The affirmative vote for the proposed overhaul will bring about major changes to Everett’s political landscape in the coming years.
3702 (61.18%) voted in favor of proposed changes while 2349 (38.82%) opposed the ballot question.
Among the most controversial of changes is a reduction in the number of representatives on the council, shifting from a two-tiered legislative body of twenty-five representatives to a single-branch, 11-member council. The new council consists of 6 ward councilors and 5 at-large councilors, all serving two-year terms.
The new charter would also adopt a four-year term for mayor “in order to maximize efficiency and effectiveness for the entire city administration” according to the final charter report which was available to all residents.
An additional provision in the new charter establishes a recall process for elected officials, and requires any elected official convicted of a felony to be immediately removed from office. The new charter also calls for periodic reviews of the new charter and a re-codification of the city’s ordinances.

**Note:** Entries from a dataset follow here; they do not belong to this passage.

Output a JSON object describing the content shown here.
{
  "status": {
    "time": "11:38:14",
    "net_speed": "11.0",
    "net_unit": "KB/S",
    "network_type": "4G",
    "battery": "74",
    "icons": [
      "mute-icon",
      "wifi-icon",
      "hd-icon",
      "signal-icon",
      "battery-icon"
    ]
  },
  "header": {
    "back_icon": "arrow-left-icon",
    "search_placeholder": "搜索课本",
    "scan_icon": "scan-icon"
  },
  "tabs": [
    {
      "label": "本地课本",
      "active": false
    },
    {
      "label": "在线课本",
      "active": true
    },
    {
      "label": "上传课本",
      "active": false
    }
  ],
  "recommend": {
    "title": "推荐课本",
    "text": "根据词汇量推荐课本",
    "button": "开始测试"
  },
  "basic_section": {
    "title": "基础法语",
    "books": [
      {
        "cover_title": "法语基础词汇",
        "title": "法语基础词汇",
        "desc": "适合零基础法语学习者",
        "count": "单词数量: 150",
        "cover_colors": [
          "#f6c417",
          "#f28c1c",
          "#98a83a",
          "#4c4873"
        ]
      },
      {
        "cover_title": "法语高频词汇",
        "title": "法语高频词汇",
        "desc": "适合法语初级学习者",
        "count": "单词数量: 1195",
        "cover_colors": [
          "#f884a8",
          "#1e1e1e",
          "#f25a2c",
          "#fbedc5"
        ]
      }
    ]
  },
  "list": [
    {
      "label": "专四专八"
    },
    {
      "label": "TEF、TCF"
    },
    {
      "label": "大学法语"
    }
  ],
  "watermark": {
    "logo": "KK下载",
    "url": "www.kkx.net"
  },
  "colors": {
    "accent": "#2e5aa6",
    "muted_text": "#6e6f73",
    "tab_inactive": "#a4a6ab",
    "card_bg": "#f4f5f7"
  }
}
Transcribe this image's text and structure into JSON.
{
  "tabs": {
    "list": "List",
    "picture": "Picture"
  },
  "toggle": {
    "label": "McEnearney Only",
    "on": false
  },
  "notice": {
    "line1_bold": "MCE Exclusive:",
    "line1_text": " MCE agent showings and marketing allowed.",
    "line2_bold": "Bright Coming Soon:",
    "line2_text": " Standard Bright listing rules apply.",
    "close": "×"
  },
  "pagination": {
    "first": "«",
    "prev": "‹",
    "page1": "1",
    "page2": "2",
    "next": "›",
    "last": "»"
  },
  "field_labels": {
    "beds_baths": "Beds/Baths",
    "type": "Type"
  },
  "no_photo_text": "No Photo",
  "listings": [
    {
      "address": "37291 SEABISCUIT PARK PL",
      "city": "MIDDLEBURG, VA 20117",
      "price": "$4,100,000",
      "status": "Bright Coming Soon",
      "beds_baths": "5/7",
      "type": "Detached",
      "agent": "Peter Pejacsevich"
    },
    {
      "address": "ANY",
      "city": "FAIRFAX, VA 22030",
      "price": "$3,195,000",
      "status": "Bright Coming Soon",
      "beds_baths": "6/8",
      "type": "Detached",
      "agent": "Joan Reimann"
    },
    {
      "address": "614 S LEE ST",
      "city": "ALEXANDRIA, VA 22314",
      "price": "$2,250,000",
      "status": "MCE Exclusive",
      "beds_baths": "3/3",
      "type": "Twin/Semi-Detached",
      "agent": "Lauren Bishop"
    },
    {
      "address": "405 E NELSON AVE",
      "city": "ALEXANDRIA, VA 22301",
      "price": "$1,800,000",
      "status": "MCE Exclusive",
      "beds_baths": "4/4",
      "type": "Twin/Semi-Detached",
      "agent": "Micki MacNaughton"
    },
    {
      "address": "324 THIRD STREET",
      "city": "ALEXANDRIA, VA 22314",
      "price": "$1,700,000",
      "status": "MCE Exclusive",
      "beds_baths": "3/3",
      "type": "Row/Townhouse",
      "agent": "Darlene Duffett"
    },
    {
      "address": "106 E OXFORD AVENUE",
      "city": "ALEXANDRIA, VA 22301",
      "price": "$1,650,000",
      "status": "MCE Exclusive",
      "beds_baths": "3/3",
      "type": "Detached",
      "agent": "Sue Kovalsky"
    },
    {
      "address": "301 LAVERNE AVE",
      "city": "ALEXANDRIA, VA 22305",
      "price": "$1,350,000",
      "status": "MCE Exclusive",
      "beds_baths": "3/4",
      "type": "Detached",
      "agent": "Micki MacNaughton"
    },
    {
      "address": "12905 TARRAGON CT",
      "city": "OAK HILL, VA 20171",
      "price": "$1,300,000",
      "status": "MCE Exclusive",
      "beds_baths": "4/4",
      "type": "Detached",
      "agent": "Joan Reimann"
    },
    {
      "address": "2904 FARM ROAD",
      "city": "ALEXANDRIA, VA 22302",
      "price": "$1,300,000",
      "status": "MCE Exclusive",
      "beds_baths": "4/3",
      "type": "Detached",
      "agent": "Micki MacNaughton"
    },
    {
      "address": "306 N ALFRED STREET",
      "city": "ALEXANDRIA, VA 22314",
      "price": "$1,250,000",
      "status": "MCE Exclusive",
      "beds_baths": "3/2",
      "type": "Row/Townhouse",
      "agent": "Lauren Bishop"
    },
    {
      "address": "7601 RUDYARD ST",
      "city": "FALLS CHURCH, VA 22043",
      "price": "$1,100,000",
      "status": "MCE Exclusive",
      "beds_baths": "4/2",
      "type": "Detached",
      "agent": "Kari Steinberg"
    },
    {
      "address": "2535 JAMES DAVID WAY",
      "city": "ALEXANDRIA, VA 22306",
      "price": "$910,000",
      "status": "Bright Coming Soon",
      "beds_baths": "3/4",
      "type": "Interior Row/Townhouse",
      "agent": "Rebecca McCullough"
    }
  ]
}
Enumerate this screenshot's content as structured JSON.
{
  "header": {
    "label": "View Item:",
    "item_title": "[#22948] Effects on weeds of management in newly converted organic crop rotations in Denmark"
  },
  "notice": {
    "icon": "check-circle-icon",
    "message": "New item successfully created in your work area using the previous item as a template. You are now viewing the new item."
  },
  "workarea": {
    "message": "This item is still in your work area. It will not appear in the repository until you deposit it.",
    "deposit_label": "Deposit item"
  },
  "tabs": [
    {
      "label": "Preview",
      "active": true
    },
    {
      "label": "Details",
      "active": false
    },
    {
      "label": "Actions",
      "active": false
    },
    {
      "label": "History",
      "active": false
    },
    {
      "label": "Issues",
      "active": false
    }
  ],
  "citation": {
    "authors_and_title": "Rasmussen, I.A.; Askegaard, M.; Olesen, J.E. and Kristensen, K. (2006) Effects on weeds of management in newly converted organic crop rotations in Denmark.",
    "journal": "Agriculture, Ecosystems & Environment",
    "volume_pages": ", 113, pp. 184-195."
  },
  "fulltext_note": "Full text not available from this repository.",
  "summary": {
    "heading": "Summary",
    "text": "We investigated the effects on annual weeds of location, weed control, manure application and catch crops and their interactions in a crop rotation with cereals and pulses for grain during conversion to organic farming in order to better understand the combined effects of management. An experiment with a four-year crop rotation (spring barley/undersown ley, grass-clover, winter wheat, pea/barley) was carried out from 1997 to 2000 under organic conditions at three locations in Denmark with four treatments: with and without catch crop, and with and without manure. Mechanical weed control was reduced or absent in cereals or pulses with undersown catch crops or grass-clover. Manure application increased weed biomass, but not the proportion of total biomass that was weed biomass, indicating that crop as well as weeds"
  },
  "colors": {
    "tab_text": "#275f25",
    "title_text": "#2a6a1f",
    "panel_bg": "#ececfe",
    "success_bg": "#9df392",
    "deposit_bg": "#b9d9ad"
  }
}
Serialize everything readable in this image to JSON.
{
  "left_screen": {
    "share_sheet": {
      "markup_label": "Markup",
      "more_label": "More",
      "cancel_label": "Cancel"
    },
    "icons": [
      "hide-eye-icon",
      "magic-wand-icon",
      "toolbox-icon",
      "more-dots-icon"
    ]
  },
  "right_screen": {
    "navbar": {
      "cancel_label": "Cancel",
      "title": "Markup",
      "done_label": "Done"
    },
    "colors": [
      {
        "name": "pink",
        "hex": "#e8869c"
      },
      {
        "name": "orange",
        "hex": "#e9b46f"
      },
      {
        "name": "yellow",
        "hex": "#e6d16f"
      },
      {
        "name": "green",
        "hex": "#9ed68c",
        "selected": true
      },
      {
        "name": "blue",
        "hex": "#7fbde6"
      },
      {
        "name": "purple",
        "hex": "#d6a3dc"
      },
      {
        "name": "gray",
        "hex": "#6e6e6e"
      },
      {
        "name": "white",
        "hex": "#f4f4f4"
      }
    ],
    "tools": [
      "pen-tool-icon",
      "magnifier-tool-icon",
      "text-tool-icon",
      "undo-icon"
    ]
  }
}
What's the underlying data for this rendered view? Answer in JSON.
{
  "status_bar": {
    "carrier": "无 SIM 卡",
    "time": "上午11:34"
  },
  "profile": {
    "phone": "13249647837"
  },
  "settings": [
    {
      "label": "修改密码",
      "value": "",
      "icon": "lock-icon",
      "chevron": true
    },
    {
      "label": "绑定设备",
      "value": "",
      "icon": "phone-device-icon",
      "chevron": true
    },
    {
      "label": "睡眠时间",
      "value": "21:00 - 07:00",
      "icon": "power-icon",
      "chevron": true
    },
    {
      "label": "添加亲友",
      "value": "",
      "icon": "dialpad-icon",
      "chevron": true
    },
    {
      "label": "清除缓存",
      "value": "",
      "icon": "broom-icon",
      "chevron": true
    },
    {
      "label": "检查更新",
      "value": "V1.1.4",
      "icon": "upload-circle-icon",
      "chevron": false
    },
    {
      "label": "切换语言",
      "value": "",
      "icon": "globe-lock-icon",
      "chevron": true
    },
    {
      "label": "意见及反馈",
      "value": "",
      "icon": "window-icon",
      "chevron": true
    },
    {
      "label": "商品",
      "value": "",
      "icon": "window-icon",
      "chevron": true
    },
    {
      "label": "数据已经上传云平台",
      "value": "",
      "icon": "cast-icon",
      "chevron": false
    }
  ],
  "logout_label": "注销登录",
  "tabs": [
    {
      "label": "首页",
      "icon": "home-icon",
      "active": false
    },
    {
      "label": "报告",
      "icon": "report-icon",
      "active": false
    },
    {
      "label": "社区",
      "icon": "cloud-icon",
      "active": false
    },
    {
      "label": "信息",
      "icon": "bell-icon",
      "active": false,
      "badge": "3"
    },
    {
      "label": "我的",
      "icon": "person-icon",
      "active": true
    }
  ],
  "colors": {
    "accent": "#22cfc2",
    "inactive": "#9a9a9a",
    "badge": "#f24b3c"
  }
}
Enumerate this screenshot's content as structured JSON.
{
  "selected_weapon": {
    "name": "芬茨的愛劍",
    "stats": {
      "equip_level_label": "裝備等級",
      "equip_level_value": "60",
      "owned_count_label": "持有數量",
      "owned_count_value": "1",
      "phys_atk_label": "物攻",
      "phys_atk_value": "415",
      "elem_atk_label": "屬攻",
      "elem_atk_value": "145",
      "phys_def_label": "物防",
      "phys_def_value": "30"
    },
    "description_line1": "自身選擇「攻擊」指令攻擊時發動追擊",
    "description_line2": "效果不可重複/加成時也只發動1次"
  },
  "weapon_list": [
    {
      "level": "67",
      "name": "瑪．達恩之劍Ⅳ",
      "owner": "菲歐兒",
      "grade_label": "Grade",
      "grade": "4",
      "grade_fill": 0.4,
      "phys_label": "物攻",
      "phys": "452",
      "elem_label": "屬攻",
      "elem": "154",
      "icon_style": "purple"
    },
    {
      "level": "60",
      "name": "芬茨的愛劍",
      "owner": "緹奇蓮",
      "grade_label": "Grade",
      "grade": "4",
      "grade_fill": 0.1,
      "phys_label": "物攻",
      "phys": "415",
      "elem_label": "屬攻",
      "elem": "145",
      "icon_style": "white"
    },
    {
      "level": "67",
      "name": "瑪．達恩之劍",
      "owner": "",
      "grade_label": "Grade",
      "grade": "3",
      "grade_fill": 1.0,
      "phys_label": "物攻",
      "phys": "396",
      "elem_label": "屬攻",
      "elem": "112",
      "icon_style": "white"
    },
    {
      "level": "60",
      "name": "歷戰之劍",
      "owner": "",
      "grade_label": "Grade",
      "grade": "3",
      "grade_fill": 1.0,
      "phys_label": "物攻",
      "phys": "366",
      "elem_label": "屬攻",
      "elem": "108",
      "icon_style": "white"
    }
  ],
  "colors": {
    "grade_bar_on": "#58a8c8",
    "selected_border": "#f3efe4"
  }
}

While other municipalities had seen the bicameral form of government come and go, Everett had remained the only municipality in the nation to continue operating under the model.
After several failed attempts in the last two decades, charter review became reality when voters approved and elected members to the body in the last municipal election in 2009. Longtime supporters of the proposed changes believe the existing form of government is too cumbersome for a 21st century municipality of Everett’s size and demographics.
Changes will begin taking effect by the primary election in September of 2013.